Story by Kimberly Hsueh
Senior Staff Writer
It took 15 years to finally feel Taiwanese. As a LA born Taiwanese-American, I struggled with boredom at Chinese school and only visited Taiwan once every one or two years. To me, being an American meant that I didn’t have to embrace my Taiwanese identity, as English was the only language that mattered in American culture.
Mandarin is a complex language; a change in the five different tones of the language can drastically prompt a character’s transformation into another, from a verb or noun to an adjective or adverb. I always muddled my attempts to speak Mandarin while visiting family in Taiwan: I thought I told them I wanted to ride a motorcycle, or “mó tūo chē.” What I actually said was “rub a watchman’s rattle car.”
From then, my usage of Mandarin slowly diminished as the confidence in my sentences, grammatical structures, and tones crumbled away. As I grew older, I realized the consequences of my lack of effort.
I felt motionless as the rest of my family was busy at work.
Being Taiwanese immigrants, my parents came to the United States to turn my father’s education into a chiropractic clinic. They brought little more than their hands, and the years had left them rough and scraped. My mother’s hands were dry from bleach and burnt from cooking oils; she learned how to cook Taiwanese cuisine from thrifted recipe books and prepared us meals even after she’d spent the day cleaning the clinic. My father’s hands were steady and confident, though at night they shook with exhaustion.

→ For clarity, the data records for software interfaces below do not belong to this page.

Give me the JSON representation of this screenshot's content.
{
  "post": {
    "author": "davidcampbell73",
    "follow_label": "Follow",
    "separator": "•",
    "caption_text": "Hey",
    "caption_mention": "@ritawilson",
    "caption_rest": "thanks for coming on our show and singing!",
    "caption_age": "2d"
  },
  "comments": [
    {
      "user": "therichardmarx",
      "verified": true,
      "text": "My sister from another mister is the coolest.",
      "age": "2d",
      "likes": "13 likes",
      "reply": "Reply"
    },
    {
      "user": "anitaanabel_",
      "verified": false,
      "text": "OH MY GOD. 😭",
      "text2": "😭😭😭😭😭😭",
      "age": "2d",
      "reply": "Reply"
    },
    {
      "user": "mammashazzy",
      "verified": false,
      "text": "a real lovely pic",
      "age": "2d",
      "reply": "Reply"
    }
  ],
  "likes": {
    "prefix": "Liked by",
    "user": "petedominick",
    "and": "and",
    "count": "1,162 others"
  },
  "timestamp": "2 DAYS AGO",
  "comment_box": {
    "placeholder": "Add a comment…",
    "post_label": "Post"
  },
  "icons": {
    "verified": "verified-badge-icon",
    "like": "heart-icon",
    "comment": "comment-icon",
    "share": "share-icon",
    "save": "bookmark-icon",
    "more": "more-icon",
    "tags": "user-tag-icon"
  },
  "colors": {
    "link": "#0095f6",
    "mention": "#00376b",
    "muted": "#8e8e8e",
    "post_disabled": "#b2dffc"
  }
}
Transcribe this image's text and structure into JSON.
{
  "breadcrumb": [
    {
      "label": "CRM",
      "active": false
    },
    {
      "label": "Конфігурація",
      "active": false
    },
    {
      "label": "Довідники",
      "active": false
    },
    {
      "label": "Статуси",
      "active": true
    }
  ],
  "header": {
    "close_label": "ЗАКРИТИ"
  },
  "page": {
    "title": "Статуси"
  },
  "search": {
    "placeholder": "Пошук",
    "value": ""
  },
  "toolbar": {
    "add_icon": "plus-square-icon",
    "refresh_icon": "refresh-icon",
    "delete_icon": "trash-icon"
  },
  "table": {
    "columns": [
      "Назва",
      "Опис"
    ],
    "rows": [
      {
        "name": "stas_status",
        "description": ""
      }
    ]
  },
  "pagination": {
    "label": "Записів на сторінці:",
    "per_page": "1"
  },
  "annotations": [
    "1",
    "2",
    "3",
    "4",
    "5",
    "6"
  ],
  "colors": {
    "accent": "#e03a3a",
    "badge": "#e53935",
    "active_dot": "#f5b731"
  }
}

In order to maintain the business, my sister and I bustled about the office, registering and collecting payments from our patients, many of whom were Mandarin speakers. However, mistaking one word for another, I was clumsy and unable to translate Chinese to English. I was eventually demoted to the sink, where I scrubbed the chiropractic instruments. My parents saw my discomfort interacting with the patients. They wanted the best for me.
And I wanted to be better than I had been. Instead of hiding behind a wall of fears, insecurities, and doubts, I needed to find my voice in order to resolve the discord between American and Taiwanese culture. I would have to push beyond my limits; so after researching events and organizations that engaged with the Taiwanese community, I found the one farthest from the boundaries of my comfort zone — the Formosa Association of Taiwanese American Ambassadors.
But I still needed to do one more thing. I signed up for AP Chinese, and I filled the space between me and my parents with newly learned Chinese phrases. As I reached closer to them, I wanted to connect more with my identity as Taiwanese-American. So I joined Taiwanese-American organizations to build my knowledge of Taiwan’s history, culture, and language. I became the next Ambassador, representing Taiwan in America, and I built my own knowledge of Taiwan’s history, culture, and language, even as I taught it to others.
Taiwan’s national flower is a plum blossom, and sometimes, I feel like a maturing plum blossom myself. I no longer have to hide behind white petals; I could finally bloom with my culture. I am a colorful mix of Taiwanese and American, and I have risen to set my own expectations and standards for myself. My parents thought that the best they could offer me was education in America, but the greatest thing they gave was themselves. Now, I want to do the same for them.
Adolescence is a time of self-discovery and reflection, and high school is a suitable place to start. But, finding correspondence in cultural differences, generation gaps, or other challenges you face in discovering your identity will only unravel if you take a step forward to make a difference.